Problem to solve: Reproduce the records precisely. Every line should be included.

Supplied material START

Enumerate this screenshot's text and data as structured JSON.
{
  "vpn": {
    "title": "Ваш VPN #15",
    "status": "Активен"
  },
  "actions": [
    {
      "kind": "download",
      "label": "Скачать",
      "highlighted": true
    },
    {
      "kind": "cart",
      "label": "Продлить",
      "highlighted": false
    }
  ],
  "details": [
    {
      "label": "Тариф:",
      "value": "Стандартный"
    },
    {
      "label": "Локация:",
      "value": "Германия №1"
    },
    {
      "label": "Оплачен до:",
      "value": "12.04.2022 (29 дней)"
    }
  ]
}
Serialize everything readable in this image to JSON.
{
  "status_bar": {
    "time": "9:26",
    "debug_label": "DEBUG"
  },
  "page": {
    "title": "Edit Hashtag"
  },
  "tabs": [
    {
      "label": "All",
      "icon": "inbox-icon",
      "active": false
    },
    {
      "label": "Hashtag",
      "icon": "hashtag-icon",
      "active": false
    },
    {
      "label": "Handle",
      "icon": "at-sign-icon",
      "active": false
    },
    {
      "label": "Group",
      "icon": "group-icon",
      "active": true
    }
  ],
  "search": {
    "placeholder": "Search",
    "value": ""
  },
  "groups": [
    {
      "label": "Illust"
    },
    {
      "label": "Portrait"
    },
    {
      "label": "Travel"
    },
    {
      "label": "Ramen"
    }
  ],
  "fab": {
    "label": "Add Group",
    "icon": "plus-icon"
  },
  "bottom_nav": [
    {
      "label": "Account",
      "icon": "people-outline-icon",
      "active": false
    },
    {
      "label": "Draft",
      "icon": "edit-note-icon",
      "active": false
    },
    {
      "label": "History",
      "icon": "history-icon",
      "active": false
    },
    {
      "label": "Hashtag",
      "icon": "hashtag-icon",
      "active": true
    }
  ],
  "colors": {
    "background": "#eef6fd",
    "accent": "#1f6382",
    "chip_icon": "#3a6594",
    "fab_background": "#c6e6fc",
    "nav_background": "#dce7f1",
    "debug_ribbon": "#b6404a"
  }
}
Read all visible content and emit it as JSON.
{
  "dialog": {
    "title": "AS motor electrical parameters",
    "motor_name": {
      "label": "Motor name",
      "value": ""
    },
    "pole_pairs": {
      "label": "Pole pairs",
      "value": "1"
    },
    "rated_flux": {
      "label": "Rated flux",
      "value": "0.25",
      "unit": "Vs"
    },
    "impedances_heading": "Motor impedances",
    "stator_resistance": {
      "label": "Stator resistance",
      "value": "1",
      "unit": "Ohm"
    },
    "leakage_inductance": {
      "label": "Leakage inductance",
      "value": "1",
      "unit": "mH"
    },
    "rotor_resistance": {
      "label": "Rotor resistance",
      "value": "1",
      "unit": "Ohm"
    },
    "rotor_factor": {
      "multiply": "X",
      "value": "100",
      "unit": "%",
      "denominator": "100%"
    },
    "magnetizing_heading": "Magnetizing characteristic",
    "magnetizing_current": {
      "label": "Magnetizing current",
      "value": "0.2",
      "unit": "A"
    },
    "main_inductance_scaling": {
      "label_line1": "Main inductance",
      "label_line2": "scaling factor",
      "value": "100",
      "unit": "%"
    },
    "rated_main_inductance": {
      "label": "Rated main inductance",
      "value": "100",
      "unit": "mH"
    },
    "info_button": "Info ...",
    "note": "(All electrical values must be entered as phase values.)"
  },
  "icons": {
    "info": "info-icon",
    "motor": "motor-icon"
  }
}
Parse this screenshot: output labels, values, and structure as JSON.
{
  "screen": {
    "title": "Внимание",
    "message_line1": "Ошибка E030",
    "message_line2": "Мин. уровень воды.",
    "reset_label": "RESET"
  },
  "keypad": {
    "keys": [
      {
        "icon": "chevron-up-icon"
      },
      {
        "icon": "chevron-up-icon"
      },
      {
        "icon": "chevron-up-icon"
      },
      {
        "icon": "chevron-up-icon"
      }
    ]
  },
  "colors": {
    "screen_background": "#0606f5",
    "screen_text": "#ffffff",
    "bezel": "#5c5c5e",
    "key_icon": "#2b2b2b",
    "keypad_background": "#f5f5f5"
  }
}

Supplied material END

Answer below:
Enumerate this screenshot's text and data as structured JSON.
{
  "vpn": {
    "title": "Ваш VPN #15",
    "status": "Активен"
  },
  "actions": [
    {
      "kind": "download",
      "label": "Скачать",
      "highlighted": true
    },
    {
      "kind": "cart",
      "label": "Продлить",
      "highlighted": false
    }
  ],
  "details": [
    {
      "label": "Тариф:",
      "value": "Стандартный"
    },
    {
      "label": "Локация:",
      "value": "Германия №1"
    },
    {
      "label": "Оплачен до:",
      "value": "12.04.2022 (29 дней)"
    }
  ]
}
Serialize everything readable in this image to JSON.
{
  "status_bar": {
    "time": "9:26",
    "debug_label": "DEBUG"
  },
  "page": {
    "title": "Edit Hashtag"
  },
  "tabs": [
    {
      "label": "All",
      "icon": "inbox-icon",
      "active": false
    },
    {
      "label": "Hashtag",
      "icon": "hashtag-icon",
      "active": false
    },
    {
      "label": "Handle",
      "icon": "at-sign-icon",
      "active": false
    },
    {
      "label": "Group",
      "icon": "group-icon",
      "active": true
    }
  ],
  "search": {
    "placeholder": "Search",
    "value": ""
  },
  "groups": [
    {
      "label": "Illust"
    },
    {
      "label": "Portrait"
    },
    {
      "label": "Travel"
    },
    {
      "label": "Ramen"
    }
  ],
  "fab": {
    "label": "Add Group",
    "icon": "plus-icon"
  },
  "bottom_nav": [
    {
      "label": "Account",
      "icon": "people-outline-icon",
      "active": false
    },
    {
      "label": "Draft",
      "icon": "edit-note-icon",
      "active": false
    },
    {
      "label": "History",
      "icon": "history-icon",
      "active": false
    },
    {
      "label": "Hashtag",
      "icon": "hashtag-icon",
      "active": true
    }
  ],
  "colors": {
    "background": "#eef6fd",
    "accent": "#1f6382",
    "chip_icon": "#3a6594",
    "fab_background": "#c6e6fc",
    "nav_background": "#dce7f1",
    "debug_ribbon": "#b6404a"
  }
}
Read all visible content and emit it as JSON.
{
  "dialog": {
    "title": "AS motor electrical parameters",
    "motor_name": {
      "label": "Motor name",
      "value": ""
    },
    "pole_pairs": {
      "label": "Pole pairs",
      "value": "1"
    },
    "rated_flux": {
      "label": "Rated flux",
      "value": "0.25",
      "unit": "Vs"
    },
    "impedances_heading": "Motor impedances",
    "stator_resistance": {
      "label": "Stator resistance",
      "value": "1",
      "unit": "Ohm"
    },
    "leakage_inductance": {
      "label": "Leakage inductance",
      "value": "1",
      "unit": "mH"
    },
    "rotor_resistance": {
      "label": "Rotor resistance",
      "value": "1",
      "unit": "Ohm"
    },
    "rotor_factor": {
      "multiply": "X",
      "value": "100",
      "unit": "%",
      "denominator": "100%"
    },
    "magnetizing_heading": "Magnetizing characteristic",
    "magnetizing_current": {
      "label": "Magnetizing current",
      "value": "0.2",
      "unit": "A"
    },
    "main_inductance_scaling": {
      "label_line1": "Main inductance",
      "label_line2": "scaling factor",
      "value": "100",
      "unit": "%"
    },
    "rated_main_inductance": {
      "label": "Rated main inductance",
      "value": "100",
      "unit": "mH"
    },
    "info_button": "Info ...",
    "note": "(All electrical values must be entered as phase values.)"
  },
  "icons": {
    "info": "info-icon",
    "motor": "motor-icon"
  }
}
Parse this screenshot: output labels, values, and structure as JSON.
{
  "screen": {
    "title": "Внимание",
    "message_line1": "Ошибка E030",
    "message_line2": "Мин. уровень воды.",
    "reset_label": "RESET"
  },
  "keypad": {
    "keys": [
      {
        "icon": "chevron-up-icon"
      },
      {
        "icon": "chevron-up-icon"
      },
      {
        "icon": "chevron-up-icon"
      },
      {
        "icon": "chevron-up-icon"
      }
    ]
  },
  "colors": {
    "screen_background": "#0606f5",
    "screen_text": "#ffffff",
    "bezel": "#5c5c5e",
    "key_icon": "#2b2b2b",
    "keypad_background": "#f5f5f5"
  }
}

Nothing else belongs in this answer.